That equates to a seasonally adjusted pace of 5.35 million units, which also represents a 16.1% year-over-year increase in sales activity. Many of these buyers are first-time homeowners, who accounted for 44% of existing-home purchases in March, according to NAR data.
More homes came on the market in March, upping existing-home inventory to 3.58 million, or eight months worth of supply. However, houses—even distressed properties, which were 35% of sales last month--do appear to be selling. “Foreclosures have been feeding into the inventory pipeline at a fairly steady pace and are being absorbed manageably,” said Lawrence Yun, NAR’s chief economist. “In fact, foreclosures are selling quickly, especially in the lower price ranges that are attractive to first-time home buyers.”
Investors are also entering the market and represented 19% of existing-home sales transactions last month.
In terms of pricing, the median existing-home price did inch up 0.4% in March, landing at $170,700.
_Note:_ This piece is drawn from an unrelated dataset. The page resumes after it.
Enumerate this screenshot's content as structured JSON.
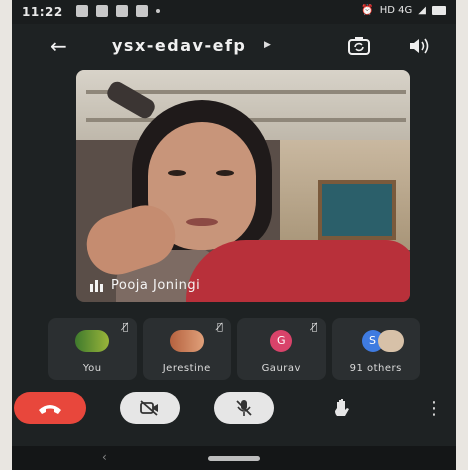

On a similar note, the Federal Housing Finance Agency (FHFA) also released its monthly home price index data Thursday. U.S. home prices slipped 0.2% in February compared to the previous month, according to the government agency, whose index is based upon repeat home sale transactions from all 50 states and the District of Columbia involving conforming, conventional mortgages purchased or securitized by Fannie Mae or Freddie Mac.
The FHFA index shows that annual numbers are improving, though, both on a national and regional basis. Year-over-year, prices are down just 3.4% across the country, and some hard-hit areas are even showing gains. The Pacific, which includes the states of Hawaii, Alaska, California, Washington, and Oregon, moved up 0.8% on a monthly basis and 0.6% on a yearly basis.
Alison Rice is senior editor, online, at BUILDER magazine.
Learn more about markets featured in this article: Washington, DC.